It goes on at some length, because word restrictions are only necessary for us persona non grata peons, not for celebrities like Mr. Quinn who’s afraid of beavers, wolves and bears. It all reads like those paragraphs so you can get the idea. For my money the best line is, why would anyone want to daylight a creek anyway?
My hair was on fire this morning when I read through this tripe and burned out my response, but now I can see the humor of it. It’s almost offers the best argument against itself by very quickly becoming absurd. If he didn’t have a national radio platform to beat his drum every day I could laugh this off. Hmm.
Your report also celebrates the “healthy populations” of other mammals like raccoons and skunks. Have you seen what
the mammals you love so much have done to my lawn – which already looked pretty terrible thanks to your ban on cosmetic pesticides? They have reduced it to mud, I tell you!

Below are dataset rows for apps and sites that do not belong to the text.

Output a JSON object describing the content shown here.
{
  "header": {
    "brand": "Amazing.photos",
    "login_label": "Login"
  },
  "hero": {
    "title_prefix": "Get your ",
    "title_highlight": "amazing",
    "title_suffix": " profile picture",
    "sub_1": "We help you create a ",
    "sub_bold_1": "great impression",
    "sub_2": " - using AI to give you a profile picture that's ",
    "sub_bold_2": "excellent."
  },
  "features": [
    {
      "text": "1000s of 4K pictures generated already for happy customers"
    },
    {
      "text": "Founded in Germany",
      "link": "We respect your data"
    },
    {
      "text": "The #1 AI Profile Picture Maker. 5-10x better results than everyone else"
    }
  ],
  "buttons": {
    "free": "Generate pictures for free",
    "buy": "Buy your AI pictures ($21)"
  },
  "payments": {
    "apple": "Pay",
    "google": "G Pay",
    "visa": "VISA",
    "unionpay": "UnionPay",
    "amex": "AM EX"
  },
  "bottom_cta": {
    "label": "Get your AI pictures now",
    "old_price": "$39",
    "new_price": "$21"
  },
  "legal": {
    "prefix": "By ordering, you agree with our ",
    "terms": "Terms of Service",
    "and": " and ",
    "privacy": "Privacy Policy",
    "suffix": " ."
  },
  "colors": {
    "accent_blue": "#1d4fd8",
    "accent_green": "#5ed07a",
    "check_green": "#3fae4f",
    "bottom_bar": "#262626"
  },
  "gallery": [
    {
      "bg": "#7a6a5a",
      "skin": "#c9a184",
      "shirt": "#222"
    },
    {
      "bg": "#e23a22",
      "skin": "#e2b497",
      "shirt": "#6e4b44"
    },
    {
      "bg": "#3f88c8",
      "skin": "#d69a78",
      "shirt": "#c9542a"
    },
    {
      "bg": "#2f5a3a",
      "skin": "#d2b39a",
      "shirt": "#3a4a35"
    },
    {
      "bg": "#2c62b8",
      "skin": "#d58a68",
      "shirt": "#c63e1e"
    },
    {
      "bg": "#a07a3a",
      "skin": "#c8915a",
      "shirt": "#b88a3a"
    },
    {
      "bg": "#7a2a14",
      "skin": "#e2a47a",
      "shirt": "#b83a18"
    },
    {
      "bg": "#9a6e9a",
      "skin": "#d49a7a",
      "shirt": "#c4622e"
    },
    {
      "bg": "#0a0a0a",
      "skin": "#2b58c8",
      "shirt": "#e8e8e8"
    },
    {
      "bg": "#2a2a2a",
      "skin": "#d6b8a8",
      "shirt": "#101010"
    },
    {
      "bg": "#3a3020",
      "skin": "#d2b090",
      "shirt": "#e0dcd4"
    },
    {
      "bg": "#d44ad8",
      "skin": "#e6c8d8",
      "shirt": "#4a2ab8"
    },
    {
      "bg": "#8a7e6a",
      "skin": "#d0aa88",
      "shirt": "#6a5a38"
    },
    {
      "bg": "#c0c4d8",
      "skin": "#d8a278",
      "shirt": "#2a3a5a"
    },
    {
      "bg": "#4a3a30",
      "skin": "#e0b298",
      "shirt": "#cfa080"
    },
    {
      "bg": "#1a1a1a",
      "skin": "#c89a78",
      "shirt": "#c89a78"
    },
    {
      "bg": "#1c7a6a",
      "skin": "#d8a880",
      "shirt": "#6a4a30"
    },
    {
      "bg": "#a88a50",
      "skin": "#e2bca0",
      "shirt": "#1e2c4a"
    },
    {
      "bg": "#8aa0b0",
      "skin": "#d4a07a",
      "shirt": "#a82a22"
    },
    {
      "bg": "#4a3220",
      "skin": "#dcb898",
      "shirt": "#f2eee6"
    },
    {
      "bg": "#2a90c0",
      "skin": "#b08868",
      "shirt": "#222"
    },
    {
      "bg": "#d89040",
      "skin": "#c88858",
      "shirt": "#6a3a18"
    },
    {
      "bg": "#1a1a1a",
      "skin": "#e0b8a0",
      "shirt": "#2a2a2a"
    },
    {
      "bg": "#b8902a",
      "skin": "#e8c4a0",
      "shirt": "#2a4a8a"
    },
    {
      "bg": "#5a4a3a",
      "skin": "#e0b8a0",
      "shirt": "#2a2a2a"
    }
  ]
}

And then you say that 674 racoons have been killed by cars since 2001? Does that not tell you that animals like raccoons don’t belong in our city? I find it interesting that your staff can keep such an accurate count of dead raccoons but still not know how many coywolves are out there.
I had no idea that this golf course mentality existed in Canada. I thought it was uniquely American – a product of places with green lawns and clipped hedges. Thank you, Mr. Quinn for opening my eyes.
Of course I sent my letter to the editor. You should too.